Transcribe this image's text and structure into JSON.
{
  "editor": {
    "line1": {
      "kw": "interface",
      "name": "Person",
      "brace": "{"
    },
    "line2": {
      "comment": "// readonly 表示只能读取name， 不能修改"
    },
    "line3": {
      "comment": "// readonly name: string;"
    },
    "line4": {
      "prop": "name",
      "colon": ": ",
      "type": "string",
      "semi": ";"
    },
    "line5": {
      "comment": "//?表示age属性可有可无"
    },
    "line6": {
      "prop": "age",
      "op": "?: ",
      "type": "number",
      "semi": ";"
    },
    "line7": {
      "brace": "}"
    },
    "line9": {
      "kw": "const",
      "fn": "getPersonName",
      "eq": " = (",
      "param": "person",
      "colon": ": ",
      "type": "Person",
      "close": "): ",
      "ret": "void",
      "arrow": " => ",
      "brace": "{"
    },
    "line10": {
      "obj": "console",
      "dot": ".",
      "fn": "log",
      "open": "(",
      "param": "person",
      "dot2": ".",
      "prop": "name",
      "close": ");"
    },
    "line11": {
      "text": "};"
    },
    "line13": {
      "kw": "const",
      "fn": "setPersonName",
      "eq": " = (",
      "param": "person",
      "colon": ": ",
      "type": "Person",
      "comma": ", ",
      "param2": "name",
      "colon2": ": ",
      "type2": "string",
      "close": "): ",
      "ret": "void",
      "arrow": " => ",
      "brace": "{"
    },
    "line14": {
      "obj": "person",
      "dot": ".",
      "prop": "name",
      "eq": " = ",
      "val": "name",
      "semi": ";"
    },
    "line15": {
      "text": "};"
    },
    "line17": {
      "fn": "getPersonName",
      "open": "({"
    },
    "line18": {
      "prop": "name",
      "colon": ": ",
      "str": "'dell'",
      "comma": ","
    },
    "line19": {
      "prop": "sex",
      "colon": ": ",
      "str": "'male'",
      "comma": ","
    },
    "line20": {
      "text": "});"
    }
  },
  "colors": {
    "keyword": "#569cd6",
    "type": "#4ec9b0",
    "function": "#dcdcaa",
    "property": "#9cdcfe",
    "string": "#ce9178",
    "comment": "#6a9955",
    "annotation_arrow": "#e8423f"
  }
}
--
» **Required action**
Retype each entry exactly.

» **Solution to this problem**
Transcribe this image's text and structure into JSON.
{
  "editor": {
    "line1": {
      "kw": "interface",
      "name": "Person",
      "brace": "{"
    },
    "line2": {
      "comment": "// readonly 表示只能读取name， 不能修改"
    },
    "line3": {
      "comment": "// readonly name: string;"
    },
    "line4": {
      "prop": "name",
      "colon": ": ",
      "type": "string",
      "semi": ";"
    },
    "line5": {
      "comment": "//?表示age属性可有可无"
    },
    "line6": {
      "prop": "age",
      "op": "?: ",
      "type": "number",
      "semi": ";"
    },
    "line7": {
      "brace": "}"
    },
    "line9": {
      "kw": "const",
      "fn": "getPersonName",
      "eq": " = (",
      "param": "person",
      "colon": ": ",
      "type": "Person",
      "close": "): ",
      "ret": "void",
      "arrow": " => ",
      "brace": "{"
    },
    "line10": {
      "obj": "console",
      "dot": ".",
      "fn": "log",
      "open": "(",
      "param": "person",
      "dot2": ".",
      "prop": "name",
      "close": ");"
    },
    "line11": {
      "text": "};"
    },
    "line13": {
      "kw": "const",
      "fn": "setPersonName",
      "eq": " = (",
      "param": "person",
      "colon": ": ",
      "type": "Person",
      "comma": ", ",
      "param2": "name",
      "colon2": ": ",
      "type2": "string",
      "close": "): ",
      "ret": "void",
      "arrow": " => ",
      "brace": "{"
    },
    "line14": {
      "obj": "person",
      "dot": ".",
      "prop": "name",
      "eq": " = ",
      "val": "name",
      "semi": ";"
    },
    "line15": {
      "text": "};"
    },
    "line17": {
      "fn": "getPersonName",
      "open": "({"
    },
    "line18": {
      "prop": "name",
      "colon": ": ",
      "str": "'dell'",
      "comma": ","
    },
    "line19": {
      "prop": "sex",
      "colon": ": ",
      "str": "'male'",
      "comma": ","
    },
    "line20": {
      "text": "});"
    }
  },
  "colors": {
    "keyword": "#569cd6",
    "type": "#4ec9b0",
    "function": "#dcdcaa",
    "property": "#9cdcfe",
    "string": "#ce9178",
    "comment": "#6a9955",
    "annotation_arrow": "#e8423f"
  }
}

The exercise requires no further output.